India informed prior to Headleys changed plea
NEW DELHI: The US administration informed the Indian government before it finalised a deal with David Coleman Headley to change his plea to guilty of involvement in the worst terrorist attack on Indian soil, sources said.
Headley, born Daood Gilani, an American citizen of Pakistani origin told the Chicago court yesterday he played a key role in the planning and execution of the attacks in Mumbai on November 26, 2008.
What the changed plea does is save Headley from a near certain death sentence and any possibility of extradition to India.
However, according to sources in the government, what the plea of ‘guilty’ on all 12 counts for which Headley is charged by
the US Justice Department also does is to ensure that India gets access to him and his testimony.
While several security analysts disagree, informed sources in the Indian government said the plea bargain would ensure Headley’s cooperation, and help India get details of the serving Pakistan armyhandlers of the 26/11 perpetrators. India will be allowed access to interrogate Headley, who is key to a “huge amount of information” that will help fill the missing pieces in India’s case and unravel other aspects of the conspiracy.
There is no sense of disappointment in the Indian government, the sources said, because Headley will now have to depose and India will, as part of the plea bargain, get access to the man. “Access will give us an opportunity to get more information,” Home Minister P Chidambaram said yesterday, denying that the plea bargain was a “setback”.
“Headley has agreed to fully and truthfully testify in any foreign judicial proceedings held in the US. We will continue to press for access to Headley in that he will testify in a court or subject himself to interrogation,” Chidambaram said.

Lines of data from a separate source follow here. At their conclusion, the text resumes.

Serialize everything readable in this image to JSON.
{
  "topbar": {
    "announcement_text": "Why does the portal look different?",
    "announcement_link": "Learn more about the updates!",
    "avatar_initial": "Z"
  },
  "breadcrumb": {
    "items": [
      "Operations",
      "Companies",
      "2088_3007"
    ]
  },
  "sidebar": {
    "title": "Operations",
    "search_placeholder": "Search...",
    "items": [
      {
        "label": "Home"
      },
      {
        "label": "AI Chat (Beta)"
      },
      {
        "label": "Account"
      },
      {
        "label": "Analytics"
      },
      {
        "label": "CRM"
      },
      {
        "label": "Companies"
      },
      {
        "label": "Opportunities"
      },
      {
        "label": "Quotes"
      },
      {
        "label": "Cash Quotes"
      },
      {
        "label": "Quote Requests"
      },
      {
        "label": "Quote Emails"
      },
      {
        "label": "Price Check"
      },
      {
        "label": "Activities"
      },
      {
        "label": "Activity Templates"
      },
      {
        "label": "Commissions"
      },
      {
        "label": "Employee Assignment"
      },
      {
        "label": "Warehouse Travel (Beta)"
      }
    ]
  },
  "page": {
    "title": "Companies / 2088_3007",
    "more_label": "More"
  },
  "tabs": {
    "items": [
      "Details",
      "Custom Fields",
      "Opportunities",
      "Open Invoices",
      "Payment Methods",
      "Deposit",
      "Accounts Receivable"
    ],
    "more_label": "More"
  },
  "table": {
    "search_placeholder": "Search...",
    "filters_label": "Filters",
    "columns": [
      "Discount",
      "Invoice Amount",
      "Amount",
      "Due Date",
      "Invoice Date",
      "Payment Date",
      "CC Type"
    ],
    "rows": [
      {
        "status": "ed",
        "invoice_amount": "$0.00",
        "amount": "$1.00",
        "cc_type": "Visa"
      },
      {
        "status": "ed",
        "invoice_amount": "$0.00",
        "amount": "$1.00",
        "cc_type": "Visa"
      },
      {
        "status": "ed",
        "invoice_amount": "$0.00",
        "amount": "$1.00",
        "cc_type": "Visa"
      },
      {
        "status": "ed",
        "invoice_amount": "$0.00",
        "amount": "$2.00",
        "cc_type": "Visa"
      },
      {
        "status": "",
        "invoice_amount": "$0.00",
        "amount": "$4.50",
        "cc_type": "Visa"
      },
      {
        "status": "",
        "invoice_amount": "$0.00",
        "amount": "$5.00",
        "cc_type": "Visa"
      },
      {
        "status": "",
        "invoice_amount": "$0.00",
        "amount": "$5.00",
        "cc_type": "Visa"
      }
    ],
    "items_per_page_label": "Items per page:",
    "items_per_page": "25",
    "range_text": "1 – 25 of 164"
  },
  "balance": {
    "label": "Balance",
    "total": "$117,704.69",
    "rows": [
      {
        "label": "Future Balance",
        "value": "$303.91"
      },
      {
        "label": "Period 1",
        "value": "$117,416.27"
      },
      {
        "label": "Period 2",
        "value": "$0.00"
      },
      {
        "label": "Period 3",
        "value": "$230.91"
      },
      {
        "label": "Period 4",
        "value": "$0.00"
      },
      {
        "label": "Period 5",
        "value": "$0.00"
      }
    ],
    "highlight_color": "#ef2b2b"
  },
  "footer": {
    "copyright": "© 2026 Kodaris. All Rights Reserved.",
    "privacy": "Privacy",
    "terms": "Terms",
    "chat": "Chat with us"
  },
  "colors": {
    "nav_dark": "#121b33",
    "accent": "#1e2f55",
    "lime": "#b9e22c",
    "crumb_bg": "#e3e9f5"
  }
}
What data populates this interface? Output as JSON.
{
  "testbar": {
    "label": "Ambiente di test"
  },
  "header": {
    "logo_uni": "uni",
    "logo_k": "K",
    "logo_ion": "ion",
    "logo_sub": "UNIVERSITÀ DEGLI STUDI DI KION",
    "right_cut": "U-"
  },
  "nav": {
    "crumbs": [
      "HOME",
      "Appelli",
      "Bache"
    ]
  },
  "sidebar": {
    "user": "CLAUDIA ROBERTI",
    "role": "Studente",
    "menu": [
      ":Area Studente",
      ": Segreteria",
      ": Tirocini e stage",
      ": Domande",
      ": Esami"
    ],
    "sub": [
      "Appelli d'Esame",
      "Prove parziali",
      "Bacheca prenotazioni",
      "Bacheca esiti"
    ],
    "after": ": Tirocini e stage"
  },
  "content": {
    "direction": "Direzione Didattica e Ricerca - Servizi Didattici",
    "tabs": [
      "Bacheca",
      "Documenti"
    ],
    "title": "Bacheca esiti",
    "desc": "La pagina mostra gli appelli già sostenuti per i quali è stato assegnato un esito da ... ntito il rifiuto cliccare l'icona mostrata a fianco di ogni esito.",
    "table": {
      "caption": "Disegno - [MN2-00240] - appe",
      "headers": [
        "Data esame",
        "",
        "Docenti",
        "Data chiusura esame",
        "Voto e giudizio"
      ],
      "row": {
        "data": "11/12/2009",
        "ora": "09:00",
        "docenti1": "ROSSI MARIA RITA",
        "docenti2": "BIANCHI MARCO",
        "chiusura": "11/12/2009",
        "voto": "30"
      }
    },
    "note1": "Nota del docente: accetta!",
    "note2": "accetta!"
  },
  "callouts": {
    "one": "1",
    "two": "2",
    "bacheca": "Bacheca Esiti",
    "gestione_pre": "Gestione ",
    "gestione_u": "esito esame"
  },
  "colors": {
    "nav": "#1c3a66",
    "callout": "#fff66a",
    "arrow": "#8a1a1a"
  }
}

Chidambaram was briefed about the changed plea and its implications when Dennis Blair, Director of the US National Investigation Agency, visited him on Thursday. Timothy Roemer, US Ambassador to India, accompanied Blair.